RECORDS FOR THE TASK Block Start

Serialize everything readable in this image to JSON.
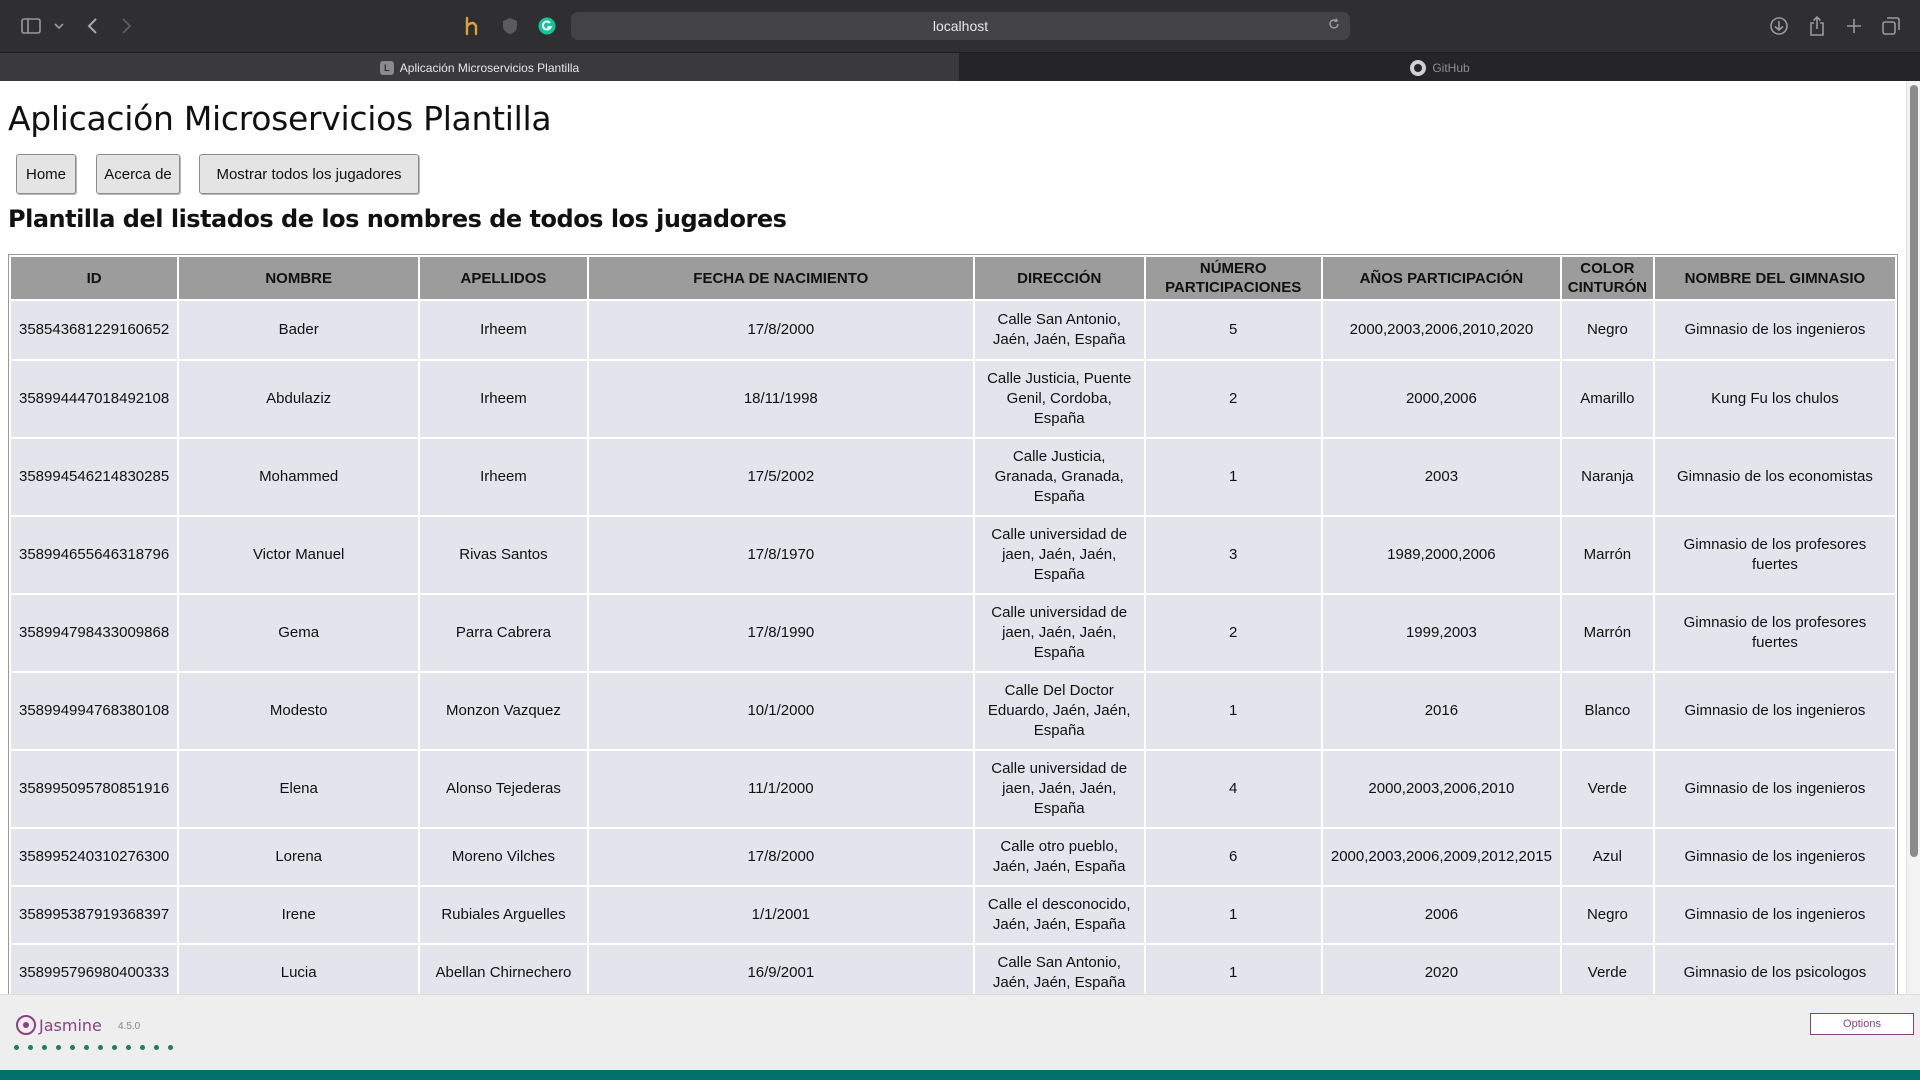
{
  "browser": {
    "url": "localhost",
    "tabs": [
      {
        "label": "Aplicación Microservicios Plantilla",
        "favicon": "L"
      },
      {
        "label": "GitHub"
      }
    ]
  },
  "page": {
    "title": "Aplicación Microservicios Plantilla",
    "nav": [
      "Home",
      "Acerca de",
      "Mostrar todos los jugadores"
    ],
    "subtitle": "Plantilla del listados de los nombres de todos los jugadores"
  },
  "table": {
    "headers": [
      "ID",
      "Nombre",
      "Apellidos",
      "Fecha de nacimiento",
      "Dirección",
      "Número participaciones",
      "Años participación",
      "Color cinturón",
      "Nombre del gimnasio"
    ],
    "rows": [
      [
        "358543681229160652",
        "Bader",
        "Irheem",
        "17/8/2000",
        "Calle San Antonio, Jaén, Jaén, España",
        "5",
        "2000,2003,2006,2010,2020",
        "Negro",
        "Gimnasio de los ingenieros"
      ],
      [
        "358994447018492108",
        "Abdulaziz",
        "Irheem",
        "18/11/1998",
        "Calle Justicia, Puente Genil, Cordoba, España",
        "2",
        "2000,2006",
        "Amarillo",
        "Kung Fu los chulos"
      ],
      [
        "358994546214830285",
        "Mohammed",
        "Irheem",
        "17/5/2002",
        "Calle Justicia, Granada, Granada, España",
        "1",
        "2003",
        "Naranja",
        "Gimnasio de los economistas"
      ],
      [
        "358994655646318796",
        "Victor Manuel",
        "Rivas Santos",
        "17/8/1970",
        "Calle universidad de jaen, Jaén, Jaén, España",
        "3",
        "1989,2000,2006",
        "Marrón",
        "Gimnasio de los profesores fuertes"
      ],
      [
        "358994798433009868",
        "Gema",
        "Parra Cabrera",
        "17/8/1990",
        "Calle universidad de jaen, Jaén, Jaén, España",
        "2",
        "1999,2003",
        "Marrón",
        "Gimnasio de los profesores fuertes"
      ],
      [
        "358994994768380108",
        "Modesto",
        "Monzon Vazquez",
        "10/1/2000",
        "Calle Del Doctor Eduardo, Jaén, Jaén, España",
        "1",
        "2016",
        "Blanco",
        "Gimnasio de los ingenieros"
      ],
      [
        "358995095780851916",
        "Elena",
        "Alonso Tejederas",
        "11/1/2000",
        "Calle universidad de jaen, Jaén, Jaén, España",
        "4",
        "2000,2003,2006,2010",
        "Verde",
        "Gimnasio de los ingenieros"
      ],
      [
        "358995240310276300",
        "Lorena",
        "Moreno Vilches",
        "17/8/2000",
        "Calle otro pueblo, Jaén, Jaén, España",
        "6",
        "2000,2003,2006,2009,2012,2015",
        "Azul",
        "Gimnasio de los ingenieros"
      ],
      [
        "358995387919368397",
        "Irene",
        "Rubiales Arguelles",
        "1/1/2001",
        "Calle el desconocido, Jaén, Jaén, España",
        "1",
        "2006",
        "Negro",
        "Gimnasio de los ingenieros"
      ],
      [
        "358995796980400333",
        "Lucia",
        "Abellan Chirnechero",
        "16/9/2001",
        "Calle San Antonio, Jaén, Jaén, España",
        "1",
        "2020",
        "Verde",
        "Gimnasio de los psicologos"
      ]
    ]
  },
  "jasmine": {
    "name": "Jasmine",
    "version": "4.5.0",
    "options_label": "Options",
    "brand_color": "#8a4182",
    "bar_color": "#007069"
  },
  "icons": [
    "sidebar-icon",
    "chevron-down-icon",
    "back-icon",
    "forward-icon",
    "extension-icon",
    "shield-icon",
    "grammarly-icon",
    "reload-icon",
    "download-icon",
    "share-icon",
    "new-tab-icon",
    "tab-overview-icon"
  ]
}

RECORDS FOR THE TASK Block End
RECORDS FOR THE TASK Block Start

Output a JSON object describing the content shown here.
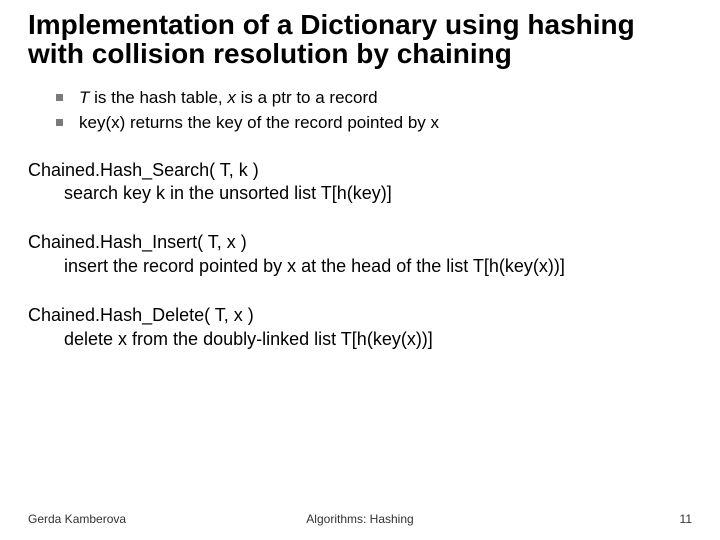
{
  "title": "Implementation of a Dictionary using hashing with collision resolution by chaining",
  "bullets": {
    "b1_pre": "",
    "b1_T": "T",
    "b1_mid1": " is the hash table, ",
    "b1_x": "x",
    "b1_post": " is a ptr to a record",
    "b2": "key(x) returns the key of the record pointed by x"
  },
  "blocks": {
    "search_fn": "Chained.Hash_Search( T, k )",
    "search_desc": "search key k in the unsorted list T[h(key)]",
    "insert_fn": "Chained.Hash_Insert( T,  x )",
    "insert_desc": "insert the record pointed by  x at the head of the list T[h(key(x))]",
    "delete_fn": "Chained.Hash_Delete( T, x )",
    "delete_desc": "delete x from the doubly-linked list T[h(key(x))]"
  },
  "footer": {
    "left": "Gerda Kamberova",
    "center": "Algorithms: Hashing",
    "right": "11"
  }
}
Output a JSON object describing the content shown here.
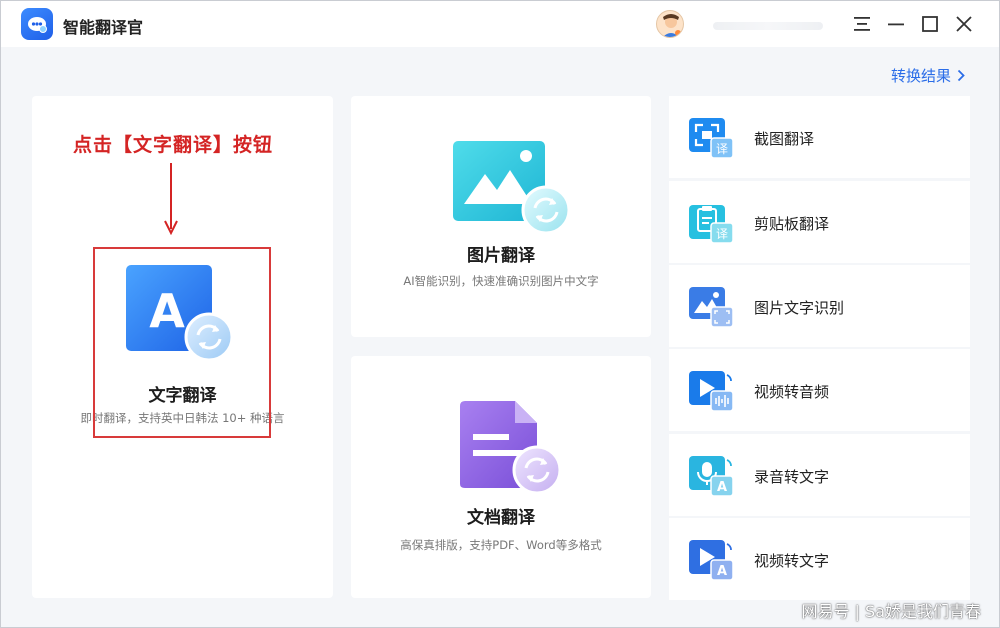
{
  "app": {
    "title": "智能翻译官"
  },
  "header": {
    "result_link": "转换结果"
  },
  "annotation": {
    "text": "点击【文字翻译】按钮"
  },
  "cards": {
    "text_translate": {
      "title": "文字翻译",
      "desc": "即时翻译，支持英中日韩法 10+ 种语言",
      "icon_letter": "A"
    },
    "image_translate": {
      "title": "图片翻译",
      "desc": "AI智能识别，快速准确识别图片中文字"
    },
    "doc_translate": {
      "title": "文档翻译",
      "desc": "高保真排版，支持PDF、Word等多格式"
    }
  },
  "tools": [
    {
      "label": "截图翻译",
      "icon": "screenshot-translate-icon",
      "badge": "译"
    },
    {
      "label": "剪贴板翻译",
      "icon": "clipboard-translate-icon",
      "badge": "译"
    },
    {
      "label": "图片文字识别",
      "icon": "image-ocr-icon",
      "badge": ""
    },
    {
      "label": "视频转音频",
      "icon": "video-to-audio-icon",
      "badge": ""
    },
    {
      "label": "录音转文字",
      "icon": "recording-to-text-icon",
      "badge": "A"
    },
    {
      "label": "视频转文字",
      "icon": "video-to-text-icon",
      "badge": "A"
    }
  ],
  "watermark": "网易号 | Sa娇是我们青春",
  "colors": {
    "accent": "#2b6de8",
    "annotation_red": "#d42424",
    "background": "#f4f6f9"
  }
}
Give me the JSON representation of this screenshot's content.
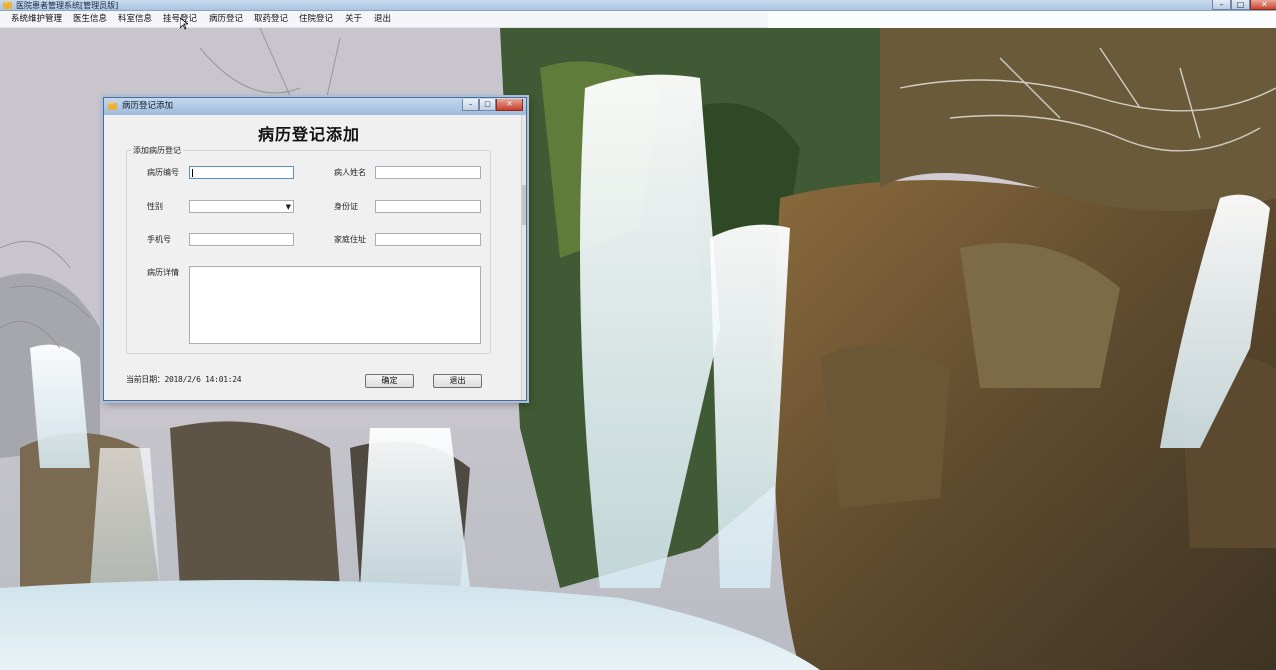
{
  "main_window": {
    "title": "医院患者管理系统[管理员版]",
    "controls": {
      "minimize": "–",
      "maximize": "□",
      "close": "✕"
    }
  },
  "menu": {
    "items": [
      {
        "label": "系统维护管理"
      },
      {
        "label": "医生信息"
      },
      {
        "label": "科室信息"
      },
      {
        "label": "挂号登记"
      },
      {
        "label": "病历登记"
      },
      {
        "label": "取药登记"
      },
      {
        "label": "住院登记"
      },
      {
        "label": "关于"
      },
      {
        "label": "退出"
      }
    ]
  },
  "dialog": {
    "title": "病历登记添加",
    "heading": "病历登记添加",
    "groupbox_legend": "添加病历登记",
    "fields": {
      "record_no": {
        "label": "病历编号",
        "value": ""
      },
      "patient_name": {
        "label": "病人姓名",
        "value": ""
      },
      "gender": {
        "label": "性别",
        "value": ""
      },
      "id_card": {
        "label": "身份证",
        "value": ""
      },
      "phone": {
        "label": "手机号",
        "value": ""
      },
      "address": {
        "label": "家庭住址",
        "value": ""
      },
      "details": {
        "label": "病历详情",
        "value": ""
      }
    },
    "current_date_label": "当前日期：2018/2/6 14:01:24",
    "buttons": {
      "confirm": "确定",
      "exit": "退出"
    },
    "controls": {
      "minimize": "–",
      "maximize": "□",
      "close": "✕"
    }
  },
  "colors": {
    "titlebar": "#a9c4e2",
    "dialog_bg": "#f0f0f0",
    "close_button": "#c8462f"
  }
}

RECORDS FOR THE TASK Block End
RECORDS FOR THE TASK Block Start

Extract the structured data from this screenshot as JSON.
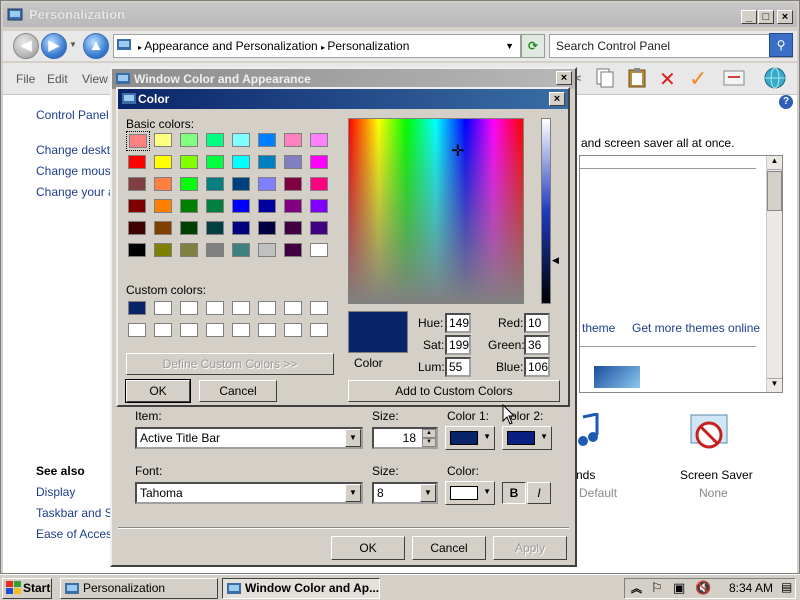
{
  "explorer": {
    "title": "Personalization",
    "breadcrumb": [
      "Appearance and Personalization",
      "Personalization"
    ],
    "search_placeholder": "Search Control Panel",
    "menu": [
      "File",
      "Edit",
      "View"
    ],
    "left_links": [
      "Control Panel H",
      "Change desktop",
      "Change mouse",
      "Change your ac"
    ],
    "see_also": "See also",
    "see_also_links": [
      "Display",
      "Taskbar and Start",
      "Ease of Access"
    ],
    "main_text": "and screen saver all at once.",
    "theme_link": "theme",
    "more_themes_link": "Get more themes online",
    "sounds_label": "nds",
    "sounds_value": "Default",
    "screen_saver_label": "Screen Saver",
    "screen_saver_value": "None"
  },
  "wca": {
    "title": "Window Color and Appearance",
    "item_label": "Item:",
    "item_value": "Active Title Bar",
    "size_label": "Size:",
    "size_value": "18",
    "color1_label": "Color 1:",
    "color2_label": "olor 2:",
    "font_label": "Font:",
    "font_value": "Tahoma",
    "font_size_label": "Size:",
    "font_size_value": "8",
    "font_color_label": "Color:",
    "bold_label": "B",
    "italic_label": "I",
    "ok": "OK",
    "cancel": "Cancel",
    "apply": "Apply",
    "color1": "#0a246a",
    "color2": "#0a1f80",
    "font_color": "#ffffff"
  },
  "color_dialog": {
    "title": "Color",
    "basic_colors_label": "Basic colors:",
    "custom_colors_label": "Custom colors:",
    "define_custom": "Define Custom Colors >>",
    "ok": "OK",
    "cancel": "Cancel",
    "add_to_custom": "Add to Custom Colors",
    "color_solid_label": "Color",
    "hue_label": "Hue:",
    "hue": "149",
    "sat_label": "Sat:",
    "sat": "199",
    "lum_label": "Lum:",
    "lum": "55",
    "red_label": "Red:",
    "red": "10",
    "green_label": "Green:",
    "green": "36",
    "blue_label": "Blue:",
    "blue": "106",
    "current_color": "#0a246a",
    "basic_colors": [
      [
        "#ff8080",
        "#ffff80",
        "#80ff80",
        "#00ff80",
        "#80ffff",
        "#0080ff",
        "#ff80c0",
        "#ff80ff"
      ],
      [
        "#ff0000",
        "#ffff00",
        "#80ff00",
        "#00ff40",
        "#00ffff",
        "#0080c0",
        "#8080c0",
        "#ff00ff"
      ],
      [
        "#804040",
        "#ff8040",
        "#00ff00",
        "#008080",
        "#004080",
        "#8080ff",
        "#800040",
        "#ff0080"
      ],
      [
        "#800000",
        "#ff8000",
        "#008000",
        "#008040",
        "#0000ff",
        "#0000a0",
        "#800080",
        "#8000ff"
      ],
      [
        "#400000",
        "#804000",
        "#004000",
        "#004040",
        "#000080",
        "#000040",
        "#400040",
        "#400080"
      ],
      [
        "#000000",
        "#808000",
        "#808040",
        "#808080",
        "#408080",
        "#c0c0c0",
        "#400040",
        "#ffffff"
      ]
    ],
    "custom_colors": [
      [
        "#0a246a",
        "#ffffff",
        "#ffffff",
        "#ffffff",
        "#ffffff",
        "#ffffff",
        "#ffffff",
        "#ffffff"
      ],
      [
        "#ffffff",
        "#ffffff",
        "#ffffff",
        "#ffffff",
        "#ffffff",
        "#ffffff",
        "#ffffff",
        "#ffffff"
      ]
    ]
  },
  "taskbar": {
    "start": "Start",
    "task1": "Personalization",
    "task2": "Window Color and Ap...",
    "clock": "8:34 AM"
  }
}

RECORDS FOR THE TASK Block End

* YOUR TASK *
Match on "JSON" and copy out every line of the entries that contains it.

* ANSWER SPACE *
Serialize everything readable in this image to JSON.
Output a JSON object describing the content shown here.
Output a JSON object describing the content shown here.
Give me the JSON representation of this screenshot's content.
Extract the structured data from this screenshot as JSON.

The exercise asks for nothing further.